Therefore, I created a very simple Vivado project which basically included a processor (a ZYNQ Ultrascale+ MPSoC) and processor system reset controller, AXI interconnect, an AXI GPIO with the tri-color LED as outputs on the least significant three bits, and and AXI I2C I/O for the temperature sensor.  The intent was to test the tri-color LED, the Ethernet connectivity, the serial port (USB) and of course the booting from the microSD card.

I built this (synthesis, implementation, and subsequent bitstream creation) project, exported the hardware with the bitstream and imported that into a brand new Petalinux project .

After configuring the Petalinux environment to use local downloads (very large gigabytes file from Xilinx/AMD's Petalinux download site) and sstate-cache (also large file from Xilinx/AMD Petalinux's download site) instead of going out to the Internet for resolving references, it built successfully.  I should note that when I installed the 2023.1 toolset, I received consistent Petalinux errors indicating issues with the ARM Cortex CPU2 and CPU3 which don't exist on a two CPU version of the FPGA which is on the ZUBoard1CG (XIlinx/AMD FPGA part: xczu1cg-sbva484-1-e on the board).  Since I knew that the 2022.2 works, it was easier to just reinstall with the previous version of the Xilinx/AMD toolset.

I ran the petalinux-create specifying the proper processor architecture which is a zynqMP using the "--template zynqMP" argument providing a name (-n project name), and type (-t project).

Then using the petalinux-config, I specified the project.xsa file created and exported from the Vivado project.  Then changing the Yocto settings to specify the downloads local directory and the sstate-cache directories and setting the no-network setting.  Then ran the petalinux-config with the -c rootfs to enable peek & poke utilities (default is not enabled).  And finally, to build: petalinux-build (no parameters).  After a few hours on this machine, the build succeeded.

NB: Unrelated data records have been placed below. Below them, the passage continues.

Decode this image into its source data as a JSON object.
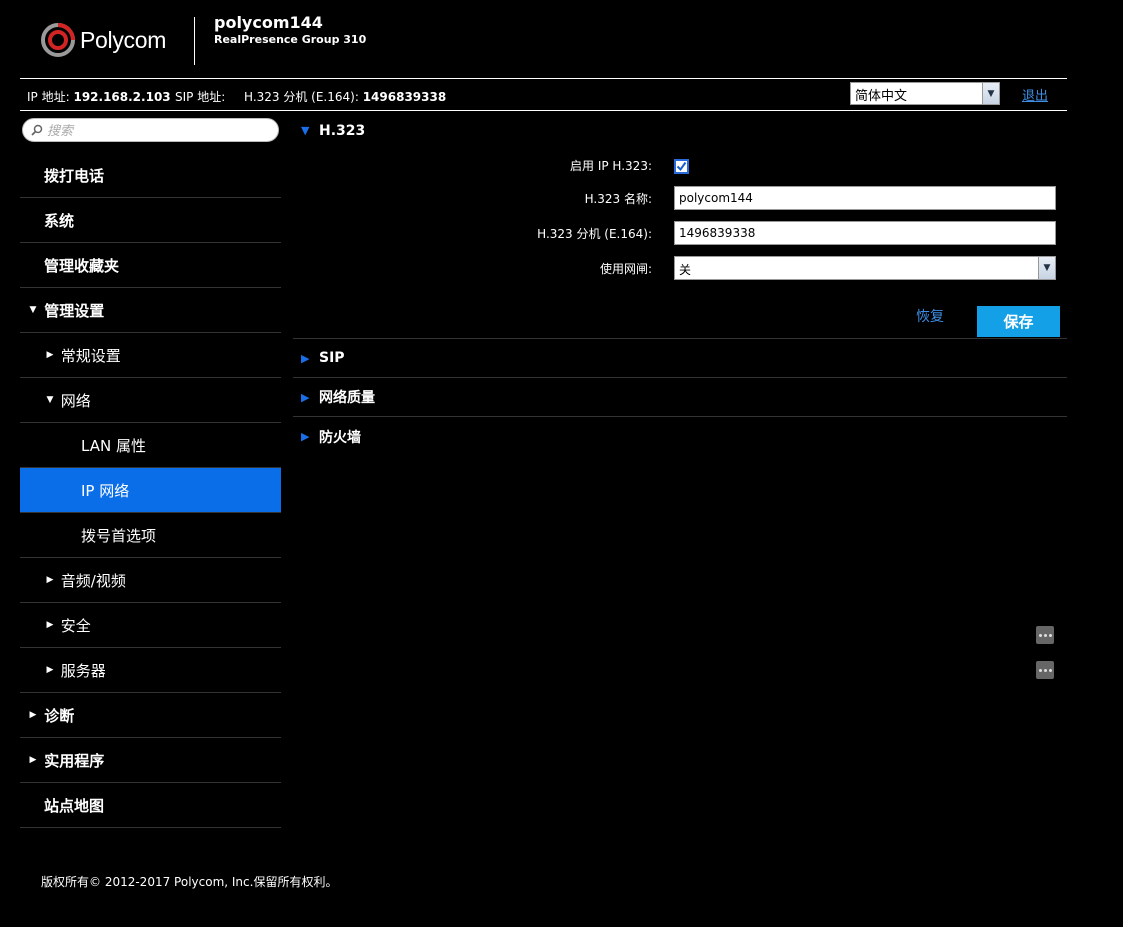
{
  "header": {
    "logo_text": "Polycom",
    "device_name": "polycom144",
    "device_model": "RealPresence Group 310"
  },
  "infobar": {
    "ip_label": "IP 地址:",
    "ip_value": "192.168.2.103",
    "sip_label": "SIP 地址:",
    "h323_label": "H.323 分机 (E.164):",
    "h323_value": "1496839338",
    "language": "简体中文",
    "logout": "退出"
  },
  "search": {
    "placeholder": "搜索"
  },
  "nav": {
    "dial": "拨打电话",
    "system": "系统",
    "favorites": "管理收藏夹",
    "admin": "管理设置",
    "general": "常规设置",
    "network": "网络",
    "lan": "LAN 属性",
    "ip_network": "IP 网络",
    "dialing_prefs": "拨号首选项",
    "audio_video": "音频/视频",
    "security": "安全",
    "servers": "服务器",
    "diagnostics": "诊断",
    "utilities": "实用程序",
    "sitemap": "站点地图"
  },
  "h323": {
    "title": "H.323",
    "enable_label": "启用 IP H.323:",
    "name_label": "H.323 名称:",
    "name_value": "polycom144",
    "ext_label": "H.323 分机 (E.164):",
    "ext_value": "1496839338",
    "gatekeeper_label": "使用网闸:",
    "gatekeeper_value": "关",
    "restore": "恢复",
    "save": "保存"
  },
  "sections": {
    "sip": "SIP",
    "qos": "网络质量",
    "firewall": "防火墙"
  },
  "footer": {
    "copyright": "版权所有© 2012-2017 Polycom, Inc.保留所有权利。"
  },
  "colors": {
    "accent": "#0a6ee8",
    "save_button": "#14a0e6",
    "link": "#3d8fe6"
  }
}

I then used the petalinux-package to package the project into a petalinux-sdimage.wic file.  I then used the BalenaEtcher application to format and install the filesystem and files to the microSD card and then copied the image.ub file to the root partition.

I needed to change the default boot switch (switch 2)  settings to insure that the board would boot from the microSD card (off, on, off, on) .  The board can boot from JTAG (although the pins for the JTAG don't exist and need to be soldered in) , the QSPI, and the microSD card.

Inserting the newly prepared microSD card into the ZUBoard 1CG board, powering up the board:



I was able to establish a PUTTY session (115200 BAUD)  and log into it with a petalinux userID and it asked to change the initial password, which I did.  Then came the fun part: poking a memory mapped i/o to see if I could change the LED colors (let alone light it up.  Therefore with a logged in session in PUTTY, and running the:

sudo poke 0xA0000000 [value] such as:

to turn off the tri-color LED:

sudo poke 0xA0000000 0x0 

to turn the tri-color LED to a blue color:

sudo poke 0xA0000000 0x1

to turn the tri-color LED to a green color:

sudo poke 0xA0000000 0x2

to turn the tri-color LED to a red color:

sudo poke 0xA0000000 0x4

and any colors in between with values ranging from 1 thru 7 for the value argument.







The next step is going to be implementing an AI task (specifically a inference engine)..

Unfortunately due to a serious life threatening issue with a member of the famiy, I will have to complete this in 1.5 weeks when I return from an out of the country emergency travel.

This board is insanely full of capabilities.  So far, I am thoroughly excited about this development board.